And I took pride that I was able to represent you the student body, as well as the faculty and staff of this great University, for the remarkable demonstration of solidarity you displayed in 2010 for the people of South Sudan.
Parents, you may not know about this, but there were many efforts that led to that day of celebration in Juba. Those efforts took place in South Sudan; they took place in Washington, at the United Nations and many capitols around the world. And one of those efforts took place on this campus. What you here at Notre Dame did in 2010 in opening your arms to the beleaguered visiting bishops of Sudan who came to appeal for America’s concern and attention to a crisis in a forgotten part of the world was special. And you heeded their call to action.
CRS and the US bishops’ conference brought Sudanese bishops to the United States to bring attention to the crisis. We chose Notre Dame for the one of the public events. Following the Bishop’s visit to campus, the Notre Dame community — from Father Ted, to coaches, like Mike Brey and the basketball team and Kevin Corrigan and the lacrosse team, to student body president Patrick McCormick, all rallied the athletes, students, faculty, staff, as well as clergy and community members — to come together as a university and publicly advocate to the highest levels of our government for a peaceful referendum process. Through numerous campus events, prayers, petitions and an incredible Playing for Peace rally, your community stood together with one clear voice in support of peace in Sudan.
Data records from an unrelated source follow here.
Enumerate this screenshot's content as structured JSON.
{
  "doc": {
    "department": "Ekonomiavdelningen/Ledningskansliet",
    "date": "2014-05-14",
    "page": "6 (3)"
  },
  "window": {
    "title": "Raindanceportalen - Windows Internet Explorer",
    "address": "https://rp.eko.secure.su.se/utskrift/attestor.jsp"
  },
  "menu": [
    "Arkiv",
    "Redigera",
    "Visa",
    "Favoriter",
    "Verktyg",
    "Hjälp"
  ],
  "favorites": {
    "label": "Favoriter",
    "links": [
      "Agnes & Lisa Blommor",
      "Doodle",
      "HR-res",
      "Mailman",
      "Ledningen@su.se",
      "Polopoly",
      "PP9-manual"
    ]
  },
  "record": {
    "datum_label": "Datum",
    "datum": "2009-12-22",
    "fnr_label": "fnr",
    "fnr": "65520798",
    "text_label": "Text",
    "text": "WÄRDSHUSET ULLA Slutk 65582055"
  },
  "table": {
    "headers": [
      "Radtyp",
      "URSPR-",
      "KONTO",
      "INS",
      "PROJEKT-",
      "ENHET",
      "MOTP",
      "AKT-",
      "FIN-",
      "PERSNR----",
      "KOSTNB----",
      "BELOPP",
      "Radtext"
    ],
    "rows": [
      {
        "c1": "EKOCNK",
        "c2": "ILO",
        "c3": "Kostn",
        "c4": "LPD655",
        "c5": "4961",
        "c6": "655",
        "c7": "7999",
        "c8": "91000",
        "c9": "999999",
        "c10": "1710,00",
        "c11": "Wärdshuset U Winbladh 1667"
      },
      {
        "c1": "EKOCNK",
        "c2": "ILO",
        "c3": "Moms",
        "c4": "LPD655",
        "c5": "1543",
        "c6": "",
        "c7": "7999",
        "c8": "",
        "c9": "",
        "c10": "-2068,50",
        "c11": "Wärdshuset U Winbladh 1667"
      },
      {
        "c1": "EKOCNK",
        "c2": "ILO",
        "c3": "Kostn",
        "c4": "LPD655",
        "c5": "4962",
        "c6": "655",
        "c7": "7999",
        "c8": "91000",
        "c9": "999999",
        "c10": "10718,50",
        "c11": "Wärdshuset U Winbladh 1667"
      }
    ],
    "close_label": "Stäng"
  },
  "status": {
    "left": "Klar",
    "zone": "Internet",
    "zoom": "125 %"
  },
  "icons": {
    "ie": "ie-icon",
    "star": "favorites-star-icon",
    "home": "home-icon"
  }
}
You sparked an energy that inspired campuses across the country. That spark had an impact on our own government and the attention it gave to the cause of a peaceful transition to independence in South Sudan. I was told by an individual in the White House that the visit of those Sudan Bishops following their enervating experience here on campus was a “game changer.”
Now as you move into a new phase of your life, as you hopefully find a job, pursue graduate study (hopefully not have to move back to you parents house), I hope you will remember what you did for those people thousands of miles away. You helped them attain their political freedom, the freedom to be who they want to be, to practice their religion as they decide to practice it, to have the liberty to make their own decisions.
Today, I would like to leave you graduates with an encouragement as you step off this campus into a different world than exists here in South Bend. You will be successful, and hopefully you will have much joy in the attainment of your success. After four or more years here, I believe it is safe to say you have a broader concern for others, particularly those less fortunate here and around the world. But I would like you to remember what you contributed to in the peaceful transition to independence in South Sudan. You helped people who fought hard and suffered, and sometimes died for liberties.
You have also come to understand and appreciate the value of involvement in service to others and the promotion of a just society. Your time here at Notre Dame has blessed you with both a great education, as well as a profound and enriching experience.
Domers, go out there remembering what you did for the people of South Sudan and change the world for the better.